No, not that one…
but this one…
The launch of the Mazda MX-5 in 1989 marked a huge turning point in the history of the sports car. Until that point – in Europe at least – affordable two-seater roadsters were most definitely on the wane. The arrival of a wave of powerful, capable and desirable hot hatchbacks – typified by the Ford Escort XR3, Vauxhall Astra GTE and Volkswagen Golf GTI – had turned the heads of young enthusiasts, who were not exactly turned on by the ageing roadsters that could be had for the money.
Fifteen years before, roadsters were the darling of the young, with the Alfa Romeo Spider, Fiat X1/9 and Triumph TR7 proving to be just what the doctor ordered. But without new blood in the sector, and the nouveau competition, it’s no surprise that many were predicting the death of roadster.
Ford’s front-wheel-drive sports car idea
The Product Planners and Designers hadn’t, of course, given up. The efforts of a mid-1980s Austin Rover Design Team to try and persuade its management to build a new MG Midget are well known. Meanwhile, over at Ford, Bob Lutz was championing a new front-wheel-drive challenger, built in the form of this delightful little prototype, the Ghia Ford Barchetta (below).
It was shown at the Frankfurt Motor Show in 1983 and, although it would not realise production in that form, it would emerge five years later as the Australian-built Ford and Mercury Capri.
The original concept was based on the floorpan of the Ford Fiesta Mk2, making it unusual in its day for being a front-wheel-drive sports car. However, being based on an existing mass-produced supermini meant there could be agreeable economies of scale with any production Barchetta.
Bob Lutz loved it, stating in his autobiography, Guts, ‘it started out as a beautiful, slick, highly desirable little roadster that would have done well.’
Barchetta becomes Capri
The car was developed for the American market, to fight imports such as the Toyota MR2, as well as the clever little Pontiac Fiero. However, during its protracted and delayed development, its European coolness seems to have been lost, on account of the project being taken over by Ford Australia, which at the time was looking for an export project to help it step up onto the world stage of the Ford empire. It was styled by Ghia, but ended up being underpinned by the Mazda 323’s platform.
And therein lay the Capri’s problem. In 1983, as a racy little barchetta, it oozed desirability, but in a world that was about to be remoulded in the shape of the Mazda MX-5, this was never going to do. Along the way, it had grown to incorporate a pair of back seats (why?), and issues with the hood and overall quality hadn’t been overcome by the car’s Australian launch in 1989.
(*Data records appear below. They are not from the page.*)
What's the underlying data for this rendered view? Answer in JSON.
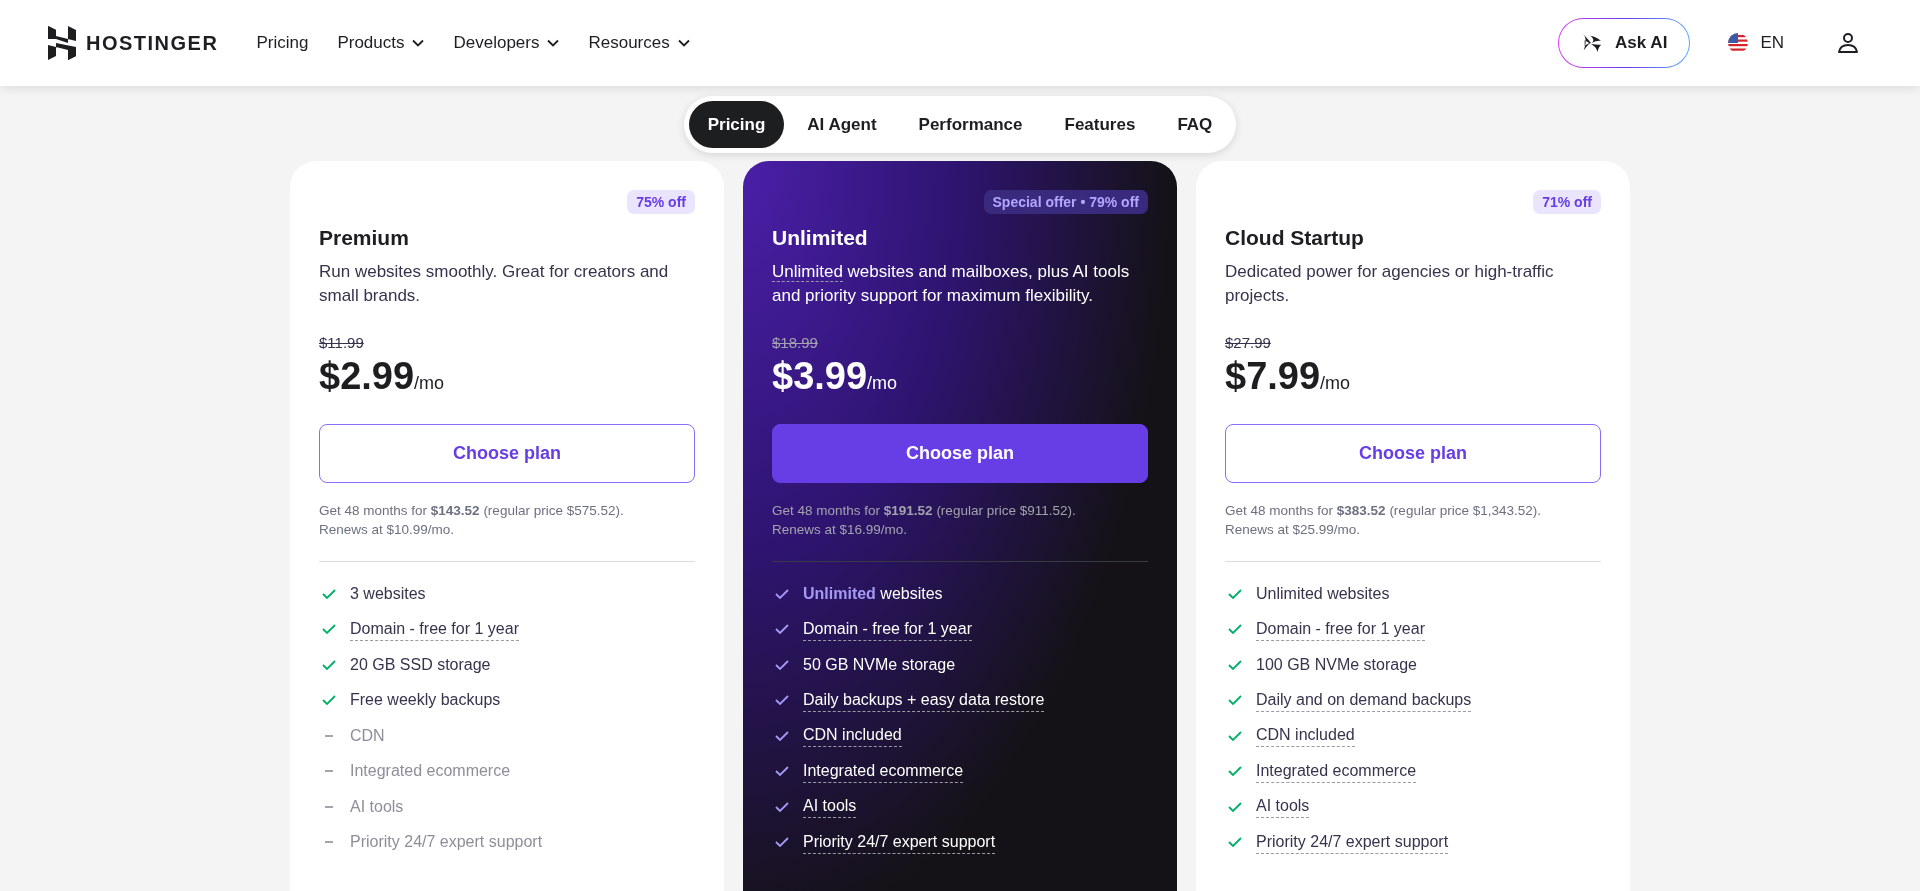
{
  "header": {
    "logo": "HOSTINGER",
    "nav": [
      {
        "label": "Pricing",
        "dropdown": false
      },
      {
        "label": "Products",
        "dropdown": true
      },
      {
        "label": "Developers",
        "dropdown": true
      },
      {
        "label": "Resources",
        "dropdown": true
      }
    ],
    "ask_ai": "Ask AI",
    "language": "EN"
  },
  "tabs": [
    {
      "label": "Pricing",
      "selected": true
    },
    {
      "label": "AI Agent",
      "selected": false
    },
    {
      "label": "Performance",
      "selected": false
    },
    {
      "label": "Features",
      "selected": false
    },
    {
      "label": "FAQ",
      "selected": false
    }
  ],
  "plans": [
    {
      "name": "Premium",
      "featured": false,
      "badge": "75% off",
      "description": "Run websites smoothly. Great for creators and small brands.",
      "old_price": "$11.99",
      "price": "$2.99",
      "per": "/mo",
      "button": "Choose plan",
      "note": "Get 48 months for **$143.52** (regular price $575.52).",
      "renews": "Renews at $10.99/mo.",
      "features": [
        {
          "text": "3 websites",
          "included": true,
          "tooltip": false
        },
        {
          "text": "Domain - free for 1 year",
          "included": true,
          "tooltip": true
        },
        {
          "text": "20 GB SSD storage",
          "included": true,
          "tooltip": false
        },
        {
          "text": "Free weekly backups",
          "included": true,
          "tooltip": false
        },
        {
          "text": "CDN",
          "included": false,
          "tooltip": false
        },
        {
          "text": "Integrated ecommerce",
          "included": false,
          "tooltip": false
        },
        {
          "text": "AI tools",
          "included": false,
          "tooltip": false
        },
        {
          "text": "Priority 24/7 expert support",
          "included": false,
          "tooltip": false
        }
      ]
    },
    {
      "name": "Unlimited",
      "featured": true,
      "badge": "Special offer • 79% off",
      "description_underlined": "Unlimited",
      "description": " websites and mailboxes, plus AI tools and priority support for maximum flexibility.",
      "old_price": "$18.99",
      "price": "$3.99",
      "per": "/mo",
      "button": "Choose plan",
      "note": "Get 48 months for **$191.52** (regular price $911.52).",
      "renews": "Renews at $16.99/mo.",
      "features": [
        {
          "text": "**Unlimited** websites",
          "included": true,
          "tooltip": false
        },
        {
          "text": "Domain - free for 1 year",
          "included": true,
          "tooltip": true
        },
        {
          "text": "50 GB NVMe storage",
          "included": true,
          "tooltip": false
        },
        {
          "text": "Daily backups + easy data restore",
          "included": true,
          "tooltip": true
        },
        {
          "text": "CDN included",
          "included": true,
          "tooltip": true
        },
        {
          "text": "Integrated ecommerce",
          "included": true,
          "tooltip": true
        },
        {
          "text": "AI tools",
          "included": true,
          "tooltip": true
        },
        {
          "text": "Priority 24/7 expert support",
          "included": true,
          "tooltip": true
        }
      ]
    },
    {
      "name": "Cloud Startup",
      "featured": false,
      "badge": "71% off",
      "description": "Dedicated power for agencies or high-traffic projects.",
      "old_price": "$27.99",
      "price": "$7.99",
      "per": "/mo",
      "button": "Choose plan",
      "note": "Get 48 months for **$383.52** (regular price $1,343.52).",
      "renews": "Renews at $25.99/mo.",
      "features": [
        {
          "text": "Unlimited websites",
          "included": true,
          "tooltip": false
        },
        {
          "text": "Domain - free for 1 year",
          "included": true,
          "tooltip": true
        },
        {
          "text": "100 GB NVMe storage",
          "included": true,
          "tooltip": false
        },
        {
          "text": "Daily and on demand backups",
          "included": true,
          "tooltip": true
        },
        {
          "text": "CDN included",
          "included": true,
          "tooltip": true
        },
        {
          "text": "Integrated ecommerce",
          "included": true,
          "tooltip": true
        },
        {
          "text": "AI tools",
          "included": true,
          "tooltip": true
        },
        {
          "text": "Priority 24/7 expert support",
          "included": true,
          "tooltip": true
        }
      ]
    }
  ]
}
And so it proved when it went on sale in America – the US launch of the Mercury Capri (below) in 1990 saw it going head to head with the MX-5 and, even though later XR2 and Tickford versions handled better and were a sharper drive, Japan’s Lotus Elan pastiche had already destroyed it in the market place.
…and goes on to fail
Bob Lutz was clear on the reasons for the Capri’s failure. ‘functionalising it wrecked it. When you’re into emotional cars, it’s about appearance and how cool is it… it’s the same thing as sports motorcycles. Not necessarily comfortable, not suitable to saddlebags… but they look like track bikes and they’re fun to ride.’
However, things might have been different had the car made it to the market at least a couple of years before the MX-5, and in a form more closely resembling the original Barchetta. Would a Valencia-built 1986-’87 Barchetta have gained enough traction in the marketplace to stave off the subsequent Japanese invasion? It’s an interesting question – and one that we can never do anything more than speculate upon. But Ford’s marketing record is second to none, the Capri name was still hugely strong, despite the last V6s going out of production in 1987, and it looked so very good.
I suspect that, had Lutz had his way and the Barchetta hit the market earlier, it would have been a hit, and the classic boys’ obsession with the Capri might well look a lot different today. Ah well, what might have been…